Underneath all that, however, it's all surprisingly car-like. Instead of the 'garden shed' aerodynamics favoured by most off roaders, the slippery body has a drag coefficient comparable with that of a normal family hatchback.
The cabin, though dominated by grey plastic, is equally user-friendly, with a neat, simple layout that will confuse no one capable of operating a payphone. For a small car, the driving position is excellent, accommodating for anyone up to a six-footer, with plenty of head and legroom. Automatic transmission-equipped models get a different centre console and gear selector gate, while both manual and automatic models now feature push button selection of the four-wheel drive system, located below the heating controls.
Market and Model
The standard SZ3 trim level comes with power-assisted steering, front electric windows, electric mirrors, radio/CD player, ABS and EBD, selectable four-wheel drive with high and low ratios and automatic free wheeling hubs, front seatbelt pretensioners and driver and front passenger airbags. You can, however, get a SZ4 which improves the look of the Jimny with various styling accessories as well as adding air-conditioning and part-leather trim.
Steel Silver and Khaki Green have been added to the metallic paint range of five shades available for the higher specification SZ4 model with three metallic and one solid colour available for SZ3. A new seat fabric has been adopted for the SZ3 and SZ4 features new design 15-inch alloy wheels finished in dark Silver. In line with EU regulations both SZ3 and SZ4 models now have a new design instrument cluster that includes a Tyre Pressure Monitoring System (TPMS) for added safety as well as a Gear Shift Indicator (GSI) to help the driver keep fuel consumption to a minimum. The 2015 model is also equipped with ESC (Electronic Stability Control) as standard.
In true Suzuki style, you can also jazz up your Jimny by choosing from a huge accessory range. Front guards, alloy wheels, grille covers and surrounds for the multi-reflector headlamps are amongst the obvious add-ons. If you really must, there are also rear spoilers, body graphics and 'themed' spare wheel covers (!). Bear in mind, however, that these things are likely to do little for residual values when the time comes to sell.
Cost of Ownership
The 1.3-litre engine can only manage 39.8mpg. This is largely thanks to the weight of those 4x4 mechanicals but it's not the most modern powerplant either. CO2 emissions are correspondingly high at 162g/km and 167g/km for the automatic. Buyers will also have to shoulder some fairly hefty depreciation but can claw some cash back via the group 14-15 insurance.

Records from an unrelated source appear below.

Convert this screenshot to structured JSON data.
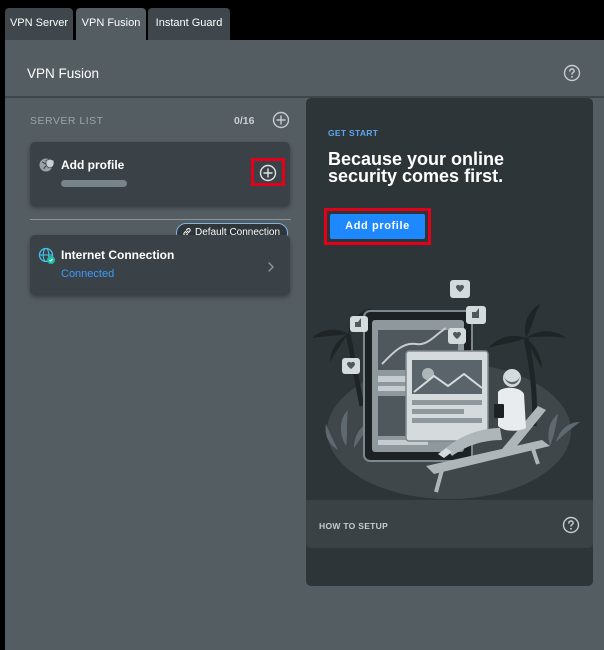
{
  "tabs": [
    {
      "label": "VPN Server",
      "active": false
    },
    {
      "label": "VPN Fusion",
      "active": true
    },
    {
      "label": "Instant Guard",
      "active": false
    }
  ],
  "page": {
    "title": "VPN Fusion",
    "help_icon": "question-circle-icon"
  },
  "server_list": {
    "label": "SERVER LIST",
    "count": "0/16",
    "add_icon": "plus-circle-icon"
  },
  "profile_card": {
    "title": "Add profile",
    "icon": "globe-shield-icon",
    "add_icon": "plus-circle-icon",
    "highlight_color": "#e3001b"
  },
  "default_badge": {
    "label": "Default Connection",
    "icon": "link-icon"
  },
  "internet_card": {
    "title": "Internet Connection",
    "status": "Connected",
    "status_color": "#3d9bff",
    "icon": "globe-icon",
    "chevron_icon": "chevron-right-icon"
  },
  "promo": {
    "kicker": "GET START",
    "headline": "Because your online security comes first.",
    "button_label": "Add profile",
    "button_color": "#1e88ff",
    "footer_label": "HOW TO SETUP",
    "footer_icon": "question-circle-icon"
  }
}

Suzuki's Jimny could be viewed as one of the most interesting budget small car choices on the market or as a bargain basement off-road tool. It will appeal to buyers of both persuasions because despite being more than a little rough around the edges, the little Suzuki has character and real ability, which is rare in cars costing twice as much.
If you're really likely to use the car's off roading ability, it makes far more sense than a traditional small hatchback, particularly as it can also perform that role to quite a competent standard. Even if you're not, as long as space and pace don't rank as crucial virtues, the Jimny's well worth considering as something a little different.